Reforms are also foreseen in the economic sphere. Fair and predictable economic policies will be pursued, with a reduction of the informal economy to OECD standards and a reduction of the state’s share in the economy to 14% by 2025. In addition, there is a promise of continued economic demonopolisation, protection of competition, and adoption of a new Tax Code to ensure fair, transparent and predictable taxation. It will also aim to increase the number of people working in small and medium-sized enterprises to 4.7 million. Other areas include open transport corridors and logistics, including the development of the international Trans-Caspian route, reliable energy, strong regions and infrastructure, including new housing and roads, and new digital opportunities, including the development of Kazakhstan as a regional digital hub.
With the modernisation of the economy, there are also enormous opportunities for Lithuanian businesses. The capital Astana is already regularly visited by representatives of European Union (EU) governments and enterprises. Lithuanian Foreign Minister Gabrielius Landsbergis is also visiting Kazakhstan these days. A large delegation of influential business people accompanies him. One of the members of this delegation is Vidmantas Janulevičius, President of the Lithuanian Confederation of Industrialists. “Lithuania has already done a lot of homework with other countries to ensure that the EU guarantee will be in place – a strategic agreement was signed with Kazakhstan on the extraction of raw materials. This is already the basis for bolder bilateral relations and safer investment,” he said to Verslo žinios newspaper a few days ago.
Will the modernisation and liberalisation of Kazakhstan launched by President Tokayev be successful? We do not know. Are these reforms sincere? I would like to believe so, because words and deeds, at least for the time being, coincide. Will there be a ‘celebration of democracy in Kazakhstan that meets Western standards at the early parliamentary elections in 2023? It will certainly not. The country is still taking its first steps towards democracy.
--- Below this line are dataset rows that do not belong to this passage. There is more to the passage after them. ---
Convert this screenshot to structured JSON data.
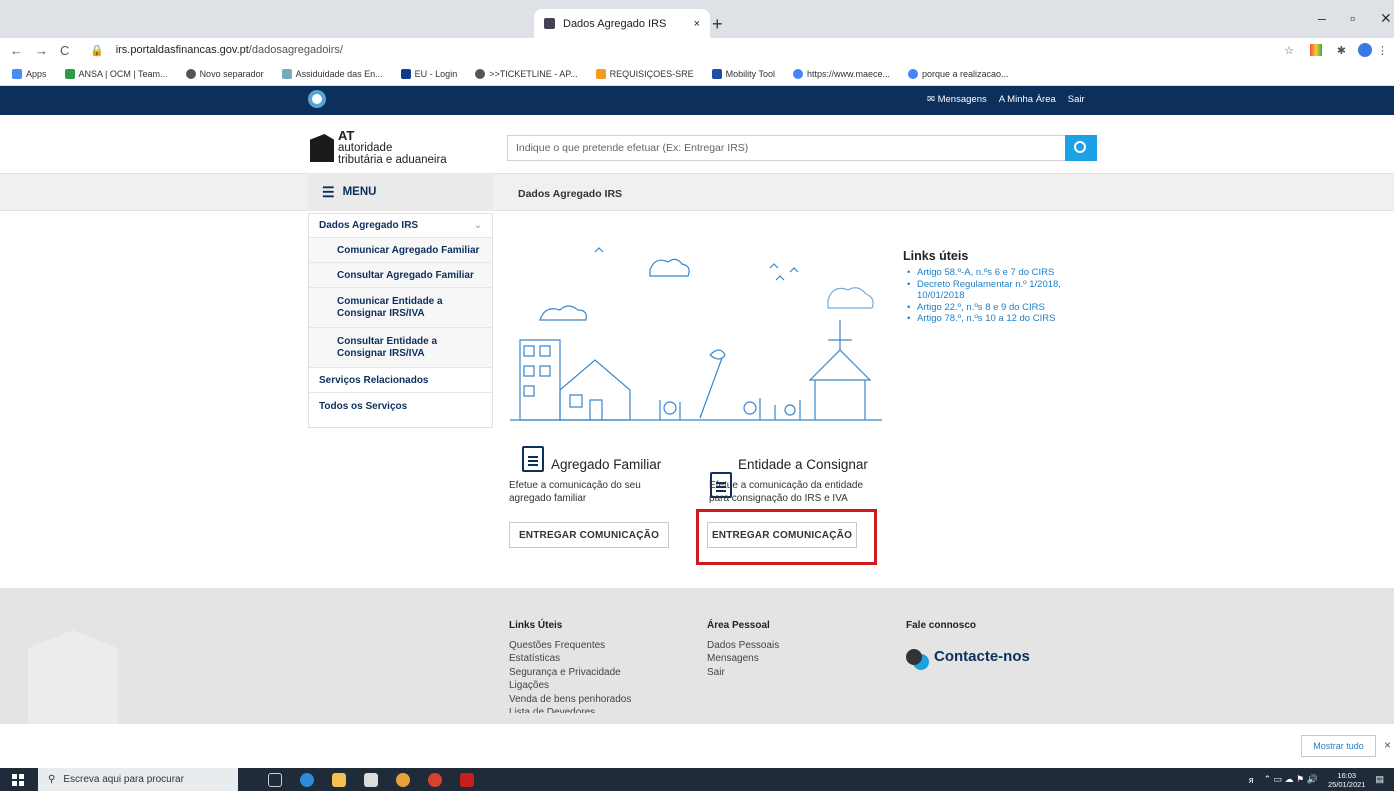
{
  "browser": {
    "tab_title": "Dados Agregado IRS",
    "url_domain": "irs.portaldasfinancas.gov.pt",
    "url_path": "/dadosagregadoirs/",
    "new_tab": "+",
    "close_tab": "×"
  },
  "bookmarks": [
    "Apps",
    "ANSA | OCM | Team...",
    "Novo separador",
    "Assiduidade das En...",
    "EU - Login",
    ">>TICKETLINE - AP...",
    "REQUISIÇOES-SRE",
    "Mobility Tool",
    "https://www.maece...",
    "porque a realizacao..."
  ],
  "topnav": {
    "messages": "Mensagens",
    "my_area": "A Minha Área",
    "exit": "Sair"
  },
  "brand": {
    "line1": "AT",
    "line2": "autoridade",
    "line3": "tributária e aduaneira"
  },
  "search": {
    "placeholder": "Indique o que pretende efetuar (Ex: Entregar IRS)"
  },
  "menu": {
    "label": "MENU",
    "breadcrumb": "Dados Agregado IRS"
  },
  "sidemenu": [
    {
      "label": "Dados Agregado IRS",
      "sub": false
    },
    {
      "label": "Comunicar Agregado Familiar",
      "sub": true
    },
    {
      "label": "Consultar Agregado Familiar",
      "sub": true
    },
    {
      "label": "Comunicar Entidade a Consignar IRS/IVA",
      "sub": true
    },
    {
      "label": "Consultar Entidade a Consignar IRS/IVA",
      "sub": true
    },
    {
      "label": "Serviços Relacionados",
      "sub": false
    },
    {
      "label": "Todos os Serviços",
      "sub": false
    }
  ],
  "cards": [
    {
      "title": "Agregado Familiar",
      "desc_line1": "Efetue a comunicação do seu",
      "desc_line2": "agregado familiar",
      "button": "ENTREGAR COMUNICAÇÃO"
    },
    {
      "title": "Entidade a Consignar",
      "desc_line1": "Efetue a comunicação da entidade",
      "desc_line2": "para consignação do IRS e IVA",
      "button": "ENTREGAR COMUNICAÇÃO"
    }
  ],
  "links": {
    "title": "Links úteis",
    "items": [
      "Artigo 58.º-A, n.ºs 6 e 7 do CIRS",
      "Decreto Regulamentar n.º 1/2018, 10/01/2018",
      "Artigo 22.º, n.ºs 8 e 9 do CIRS",
      "Artigo 78.º, n.ºs 10 a 12 do CIRS"
    ]
  },
  "footer": {
    "col1": {
      "title": "Links Úteis",
      "items": [
        "Questões Frequentes",
        "Estatísticas",
        "Segurança e Privacidade",
        "Ligações",
        "Venda de bens penhorados",
        "Lista de Devedores"
      ]
    },
    "col2": {
      "title": "Área Pessoal",
      "items": [
        "Dados Pessoais",
        "Mensagens",
        "Sair"
      ]
    },
    "col3": {
      "title": "Fale connosco",
      "contact": "Contacte-nos"
    }
  },
  "notification": {
    "show_all": "Mostrar tudo",
    "close": "×"
  },
  "taskbar": {
    "search_placeholder": "Escreva aqui para procurar",
    "time": "16:03",
    "date": "25/01/2021"
  }
}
We, as a country, took the first steps towards democracy a hundred years ago; Kazakhstan is taking the first steps only now. We, with very different traditions and experiences, have had a difficult road to travel; Kazakhstan’s journey will be even more difficult and longer.
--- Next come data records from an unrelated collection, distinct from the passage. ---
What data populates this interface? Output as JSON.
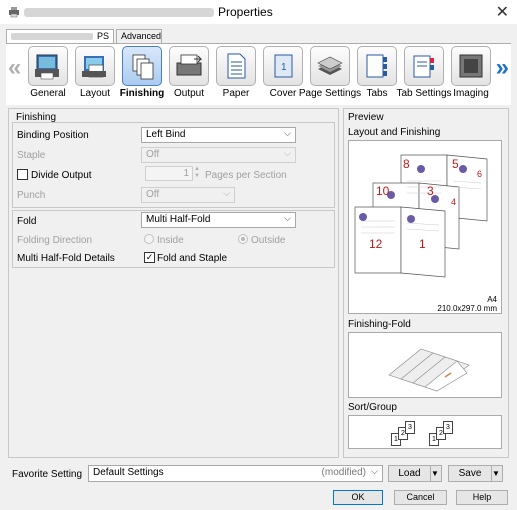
{
  "window": {
    "title": "Properties"
  },
  "tabs": [
    {
      "label": "PS"
    },
    {
      "label": "Advanced"
    }
  ],
  "toolbar": {
    "items": [
      {
        "label": "General",
        "icon": "general-icon"
      },
      {
        "label": "Layout",
        "icon": "layout-icon"
      },
      {
        "label": "Finishing",
        "icon": "finishing-icon",
        "active": true
      },
      {
        "label": "Output",
        "icon": "output-icon"
      },
      {
        "label": "Paper",
        "icon": "paper-icon"
      },
      {
        "label": "Cover",
        "icon": "cover-icon"
      },
      {
        "label": "Page Settings",
        "icon": "page-settings-icon"
      },
      {
        "label": "Tabs",
        "icon": "tabs-icon"
      },
      {
        "label": "Tab Settings",
        "icon": "tab-settings-icon"
      },
      {
        "label": "Imaging",
        "icon": "imaging-icon"
      }
    ]
  },
  "finishing": {
    "group_title": "Finishing",
    "binding_position": {
      "label": "Binding Position",
      "value": "Left Bind"
    },
    "staple": {
      "label": "Staple",
      "value": "Off"
    },
    "divide_output": {
      "label": "Divide Output",
      "checked": false,
      "value": "1",
      "unit": "Pages per Section"
    },
    "punch": {
      "label": "Punch",
      "value": "Off"
    }
  },
  "fold": {
    "fold": {
      "label": "Fold",
      "value": "Multi Half-Fold"
    },
    "folding_direction": {
      "label": "Folding Direction",
      "inside": "Inside",
      "outside": "Outside",
      "selected": "Outside"
    },
    "details": {
      "label": "Multi Half-Fold Details",
      "checkbox_label": "Fold and Staple",
      "checked": true
    }
  },
  "preview": {
    "title": "Preview",
    "layout_title": "Layout and Finishing",
    "page_numbers": [
      "8",
      "5",
      "6",
      "10",
      "3",
      "4",
      "12",
      "1"
    ],
    "paper_size": "A4",
    "paper_dims": "210.0x297.0 mm",
    "fold_title": "Finishing-Fold",
    "sort_title": "Sort/Group",
    "sort_numbers": [
      "1",
      "2",
      "3",
      "1",
      "2",
      "3"
    ]
  },
  "favorite": {
    "label": "Favorite Setting",
    "value": "Default Settings",
    "status": "(modified)",
    "load_label": "Load",
    "save_label": "Save"
  },
  "buttons": {
    "ok": "OK",
    "cancel": "Cancel",
    "help": "Help"
  },
  "colors": {
    "accent": "#1e70c8",
    "page_number": "#c01818",
    "active_icon_bg": "#c3dbf6"
  }
}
Do we know where the journey that has just begun will take Kazakhstan? We do not know, but we would like to see as little as possible of the influence of authoritarian neighbours and as much as possible of the rule of law, pluralism, freedom of the press, human rights, and as much as possible of a more liberal economic and political system in this critical Central Asian country. Kazakhstan’s demography is optimistic: almost 36% of Kazakhstan’s population is made up of young people aged between 15 and 39 years. It is a new republic and a young republic with enormous potential.
We, as Lithuania, the bearer and advocate of liberal democracy, must have realistic expectations of the Republic of Kazakhstan. Let us rejoice in a country that has chosen the path of modernisation and is making efforts to reduce Russian influence. Let us encourage and support the Kazakhstanis on this path, which is very important to them. Kazakhstan’s success in reforming and taking the path of modernisation and democratisation must also be important to us, to Lithuania and, in general, to the whole of the Western world.
This trip to observe the early presidential elections on 20 November was organised by the Embassy of the Republic of Kazakhstan in Vilnius. However, this fact has not influenced the content of this text.